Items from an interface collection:
━━━━━━━━━━━━━━━━━━━━
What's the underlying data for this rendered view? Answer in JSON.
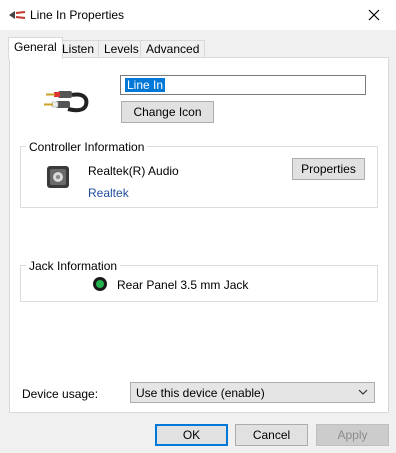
{
  "window": {
    "title": "Line In Properties"
  },
  "tabs": [
    {
      "label": "General",
      "active": true
    },
    {
      "label": "Listen",
      "active": false
    },
    {
      "label": "Levels",
      "active": false
    },
    {
      "label": "Advanced",
      "active": false
    }
  ],
  "general": {
    "name_value": "Line In",
    "change_icon_label": "Change Icon",
    "controller": {
      "heading": "Controller Information",
      "device_name": "Realtek(R) Audio",
      "vendor_link": "Realtek",
      "properties_label": "Properties"
    },
    "jack": {
      "heading": "Jack Information",
      "jack_label": "Rear Panel 3.5 mm Jack",
      "jack_color": "#22b14c"
    },
    "device_usage": {
      "label": "Device usage:",
      "selected": "Use this device (enable)"
    }
  },
  "footer": {
    "ok_label": "OK",
    "cancel_label": "Cancel",
    "apply_label": "Apply"
  },
  "colors": {
    "accent": "#0078d7",
    "link": "#1f4e9c"
  }
}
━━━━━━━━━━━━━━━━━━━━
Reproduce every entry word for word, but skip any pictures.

» Task answer
What's the underlying data for this rendered view? Answer in JSON.
{
  "window": {
    "title": "Line In Properties"
  },
  "tabs": [
    {
      "label": "General",
      "active": true
    },
    {
      "label": "Listen",
      "active": false
    },
    {
      "label": "Levels",
      "active": false
    },
    {
      "label": "Advanced",
      "active": false
    }
  ],
  "general": {
    "name_value": "Line In",
    "change_icon_label": "Change Icon",
    "controller": {
      "heading": "Controller Information",
      "device_name": "Realtek(R) Audio",
      "vendor_link": "Realtek",
      "properties_label": "Properties"
    },
    "jack": {
      "heading": "Jack Information",
      "jack_label": "Rear Panel 3.5 mm Jack",
      "jack_color": "#22b14c"
    },
    "device_usage": {
      "label": "Device usage:",
      "selected": "Use this device (enable)"
    }
  },
  "footer": {
    "ok_label": "OK",
    "cancel_label": "Cancel",
    "apply_label": "Apply"
  },
  "colors": {
    "accent": "#0078d7",
    "link": "#1f4e9c"
  }
}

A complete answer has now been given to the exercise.